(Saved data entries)
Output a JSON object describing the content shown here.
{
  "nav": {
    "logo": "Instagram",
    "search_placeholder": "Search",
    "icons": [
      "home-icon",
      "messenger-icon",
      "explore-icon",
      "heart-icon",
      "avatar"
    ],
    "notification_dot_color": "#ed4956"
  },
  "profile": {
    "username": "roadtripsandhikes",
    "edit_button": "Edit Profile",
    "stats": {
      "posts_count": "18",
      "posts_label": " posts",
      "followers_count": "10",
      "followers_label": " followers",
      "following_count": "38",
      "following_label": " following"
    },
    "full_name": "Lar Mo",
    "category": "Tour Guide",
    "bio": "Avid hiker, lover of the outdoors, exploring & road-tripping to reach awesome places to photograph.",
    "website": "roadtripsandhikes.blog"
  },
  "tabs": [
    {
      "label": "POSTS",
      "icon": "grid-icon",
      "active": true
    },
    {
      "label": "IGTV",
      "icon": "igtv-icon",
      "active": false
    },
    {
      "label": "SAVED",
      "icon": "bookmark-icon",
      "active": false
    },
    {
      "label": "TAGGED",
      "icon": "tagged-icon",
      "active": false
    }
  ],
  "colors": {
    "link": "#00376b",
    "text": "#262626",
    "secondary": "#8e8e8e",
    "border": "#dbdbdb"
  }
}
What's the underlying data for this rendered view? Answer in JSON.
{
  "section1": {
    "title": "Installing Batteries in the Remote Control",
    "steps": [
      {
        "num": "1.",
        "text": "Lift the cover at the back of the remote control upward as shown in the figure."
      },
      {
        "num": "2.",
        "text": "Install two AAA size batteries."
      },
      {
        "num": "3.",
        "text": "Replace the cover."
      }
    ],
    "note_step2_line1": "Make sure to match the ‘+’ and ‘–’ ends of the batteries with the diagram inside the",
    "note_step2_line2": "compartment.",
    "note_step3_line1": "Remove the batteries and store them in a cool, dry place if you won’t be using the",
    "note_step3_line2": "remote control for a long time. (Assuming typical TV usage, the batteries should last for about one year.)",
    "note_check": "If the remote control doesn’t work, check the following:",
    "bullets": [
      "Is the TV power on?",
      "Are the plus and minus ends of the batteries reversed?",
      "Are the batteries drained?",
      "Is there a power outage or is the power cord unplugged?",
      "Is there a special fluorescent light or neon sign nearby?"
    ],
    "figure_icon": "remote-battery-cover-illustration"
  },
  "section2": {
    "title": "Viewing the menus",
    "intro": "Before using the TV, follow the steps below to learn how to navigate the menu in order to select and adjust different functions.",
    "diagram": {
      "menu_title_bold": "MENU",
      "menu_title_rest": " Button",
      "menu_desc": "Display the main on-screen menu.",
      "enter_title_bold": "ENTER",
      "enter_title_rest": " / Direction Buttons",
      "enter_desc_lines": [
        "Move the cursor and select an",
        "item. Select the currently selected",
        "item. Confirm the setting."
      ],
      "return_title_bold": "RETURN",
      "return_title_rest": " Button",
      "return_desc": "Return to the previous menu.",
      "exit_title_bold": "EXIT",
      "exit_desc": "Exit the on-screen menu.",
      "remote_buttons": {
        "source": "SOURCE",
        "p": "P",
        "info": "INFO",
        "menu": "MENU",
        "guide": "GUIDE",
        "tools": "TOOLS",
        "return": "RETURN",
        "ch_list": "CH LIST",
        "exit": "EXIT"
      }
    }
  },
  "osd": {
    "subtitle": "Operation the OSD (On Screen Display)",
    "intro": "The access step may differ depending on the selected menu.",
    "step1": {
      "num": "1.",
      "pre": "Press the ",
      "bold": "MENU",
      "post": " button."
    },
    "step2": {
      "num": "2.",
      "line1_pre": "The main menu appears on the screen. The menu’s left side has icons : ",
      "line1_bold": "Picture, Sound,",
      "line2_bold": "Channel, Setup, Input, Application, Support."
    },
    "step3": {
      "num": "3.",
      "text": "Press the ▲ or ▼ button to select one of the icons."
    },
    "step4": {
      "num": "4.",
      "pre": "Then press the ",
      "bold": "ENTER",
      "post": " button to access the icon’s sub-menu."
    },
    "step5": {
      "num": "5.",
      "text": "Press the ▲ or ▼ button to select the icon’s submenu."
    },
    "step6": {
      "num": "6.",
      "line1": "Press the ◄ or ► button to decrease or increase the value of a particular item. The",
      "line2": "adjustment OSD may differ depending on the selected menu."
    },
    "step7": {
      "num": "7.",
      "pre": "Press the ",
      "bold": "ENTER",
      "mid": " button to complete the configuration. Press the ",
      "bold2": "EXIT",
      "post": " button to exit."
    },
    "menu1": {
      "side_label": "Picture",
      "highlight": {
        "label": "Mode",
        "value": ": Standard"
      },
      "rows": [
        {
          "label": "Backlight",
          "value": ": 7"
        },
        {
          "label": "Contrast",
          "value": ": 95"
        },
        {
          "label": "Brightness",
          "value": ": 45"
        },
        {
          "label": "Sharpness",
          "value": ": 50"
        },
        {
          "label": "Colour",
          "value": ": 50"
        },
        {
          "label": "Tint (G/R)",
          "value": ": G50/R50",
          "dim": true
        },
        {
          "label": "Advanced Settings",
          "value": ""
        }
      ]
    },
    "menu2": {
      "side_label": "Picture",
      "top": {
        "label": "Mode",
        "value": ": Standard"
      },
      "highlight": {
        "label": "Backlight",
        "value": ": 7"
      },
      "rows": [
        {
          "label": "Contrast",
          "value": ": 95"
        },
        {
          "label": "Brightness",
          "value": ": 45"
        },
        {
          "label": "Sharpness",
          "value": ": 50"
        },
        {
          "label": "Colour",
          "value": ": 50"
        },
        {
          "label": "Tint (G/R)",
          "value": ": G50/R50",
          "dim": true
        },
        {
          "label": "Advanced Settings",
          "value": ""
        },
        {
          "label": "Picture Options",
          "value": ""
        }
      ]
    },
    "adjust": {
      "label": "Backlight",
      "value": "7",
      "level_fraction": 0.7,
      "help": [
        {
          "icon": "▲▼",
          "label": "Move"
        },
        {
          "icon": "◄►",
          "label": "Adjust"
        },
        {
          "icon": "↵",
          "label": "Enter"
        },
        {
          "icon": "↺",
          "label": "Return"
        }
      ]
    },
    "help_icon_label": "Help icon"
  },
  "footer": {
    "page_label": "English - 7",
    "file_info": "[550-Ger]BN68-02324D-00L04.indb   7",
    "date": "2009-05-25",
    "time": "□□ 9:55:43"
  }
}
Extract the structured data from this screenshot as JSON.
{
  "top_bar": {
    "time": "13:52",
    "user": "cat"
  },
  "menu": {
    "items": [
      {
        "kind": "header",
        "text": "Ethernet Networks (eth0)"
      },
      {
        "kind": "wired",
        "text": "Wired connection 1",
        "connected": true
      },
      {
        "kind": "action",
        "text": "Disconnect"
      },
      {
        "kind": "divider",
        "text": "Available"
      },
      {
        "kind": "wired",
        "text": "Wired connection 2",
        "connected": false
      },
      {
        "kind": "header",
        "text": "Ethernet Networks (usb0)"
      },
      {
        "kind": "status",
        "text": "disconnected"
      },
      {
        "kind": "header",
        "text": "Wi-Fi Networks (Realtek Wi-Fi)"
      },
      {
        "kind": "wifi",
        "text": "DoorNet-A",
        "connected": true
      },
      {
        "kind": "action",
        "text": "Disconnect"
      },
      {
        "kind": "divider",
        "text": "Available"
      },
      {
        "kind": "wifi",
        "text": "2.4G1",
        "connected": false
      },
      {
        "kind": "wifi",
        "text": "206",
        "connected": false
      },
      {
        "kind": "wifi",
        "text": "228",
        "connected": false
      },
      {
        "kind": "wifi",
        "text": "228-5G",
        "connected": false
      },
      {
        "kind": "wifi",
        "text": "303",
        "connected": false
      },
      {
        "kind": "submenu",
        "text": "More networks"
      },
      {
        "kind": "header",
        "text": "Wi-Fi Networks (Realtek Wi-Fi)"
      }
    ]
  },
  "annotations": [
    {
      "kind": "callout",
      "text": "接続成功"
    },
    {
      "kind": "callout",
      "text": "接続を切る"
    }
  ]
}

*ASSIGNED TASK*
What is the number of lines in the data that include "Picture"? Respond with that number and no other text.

*TASK OUTPUT*
4